> _What is needed_: Copy out each line of the entries below in which the string "magic" appears.

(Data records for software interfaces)
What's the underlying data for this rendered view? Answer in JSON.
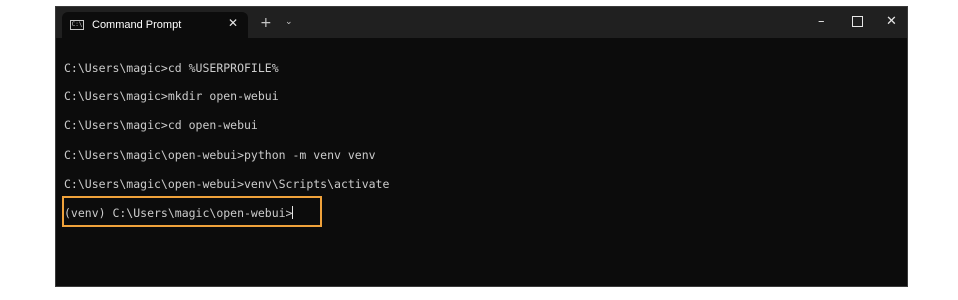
{
  "window": {
    "tab_title": "Command Prompt",
    "tab_icon_text": "C:\\",
    "tab_close": "✕",
    "new_tab": "+",
    "dropdown": "⌄",
    "minimize": "–",
    "close": "✕"
  },
  "terminal": {
    "lines": [
      "C:\\Users\\magic>cd %USERPROFILE%",
      "C:\\Users\\magic>mkdir open-webui",
      "C:\\Users\\magic>cd open-webui",
      "C:\\Users\\magic\\open-webui>python -m venv venv",
      "C:\\Users\\magic\\open-webui>venv\\Scripts\\activate",
      "(venv) C:\\Users\\magic\\open-webui>"
    ]
  },
  "colors": {
    "terminal_bg": "#0c0c0c",
    "titlebar_bg": "#202020",
    "text": "#cccccc",
    "highlight": "#f0a23b"
  }
}
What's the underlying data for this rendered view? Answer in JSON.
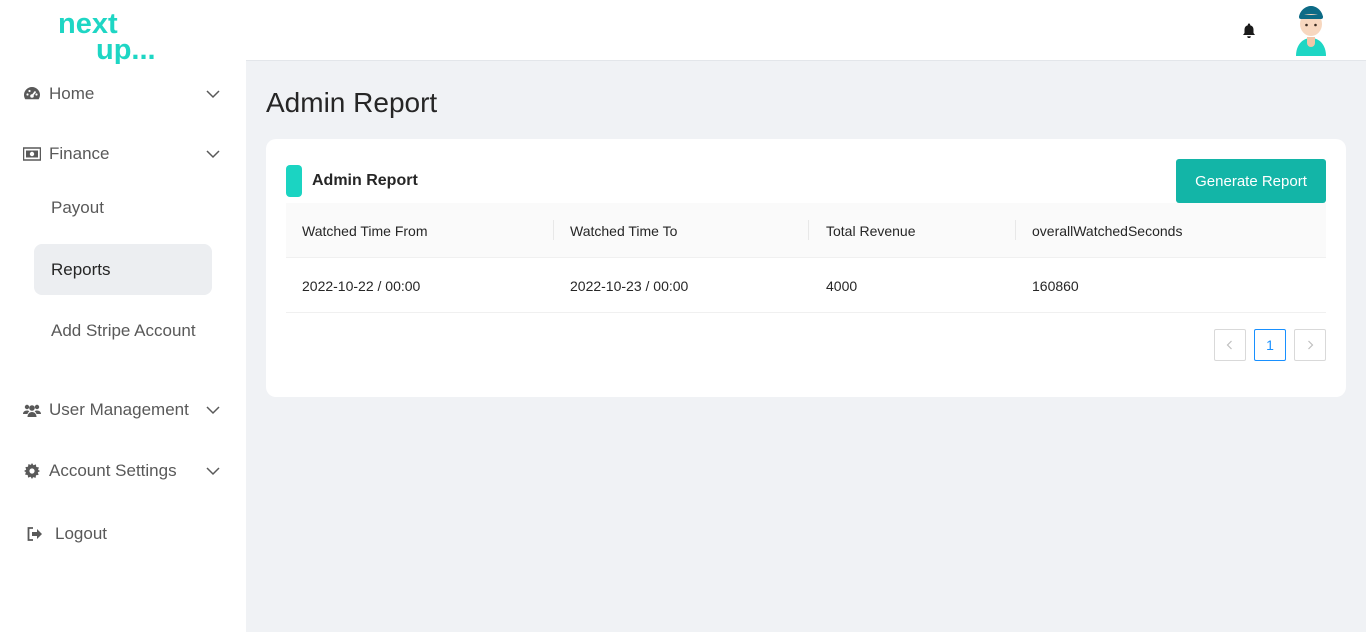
{
  "brand": {
    "logo_line1": "next",
    "logo_line2": "up..."
  },
  "sidebar": {
    "items": [
      {
        "label": "Home",
        "icon": "dashboard-icon"
      },
      {
        "label": "Finance",
        "icon": "money-bill-icon"
      },
      {
        "label": "User Management",
        "icon": "users-icon"
      },
      {
        "label": "Account Settings",
        "icon": "gear-icon"
      },
      {
        "label": "Logout",
        "icon": "sign-out-icon"
      }
    ],
    "finance_sub": [
      {
        "label": "Payout"
      },
      {
        "label": "Reports",
        "active": true
      },
      {
        "label": "Add Stripe Account"
      }
    ]
  },
  "header": {
    "bell_icon": "bell-icon",
    "avatar_icon": "avatar-icon"
  },
  "page": {
    "title": "Admin Report"
  },
  "card": {
    "title": "Admin Report",
    "generate_label": "Generate Report",
    "accent_color": "#13b5a7"
  },
  "table": {
    "columns": [
      "Watched Time From",
      "Watched Time To",
      "Total Revenue",
      "overallWatchedSeconds"
    ],
    "rows": [
      [
        "2022-10-22 / 00:00",
        "2022-10-23 / 00:00",
        "4000",
        "160860"
      ]
    ]
  },
  "pagination": {
    "current_page": "1"
  }
}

> _Written answer_:
      "C:\\Users\\magic>cd %USERPROFILE%",
      "C:\\Users\\magic>mkdir open-webui",
      "C:\\Users\\magic>cd open-webui",
      "C:\\Users\\magic\\open-webui>python -m venv venv",
      "C:\\Users\\magic\\open-webui>venv\\Scripts\\activate",
      "(venv) C:\\Users\\magic\\open-webui>"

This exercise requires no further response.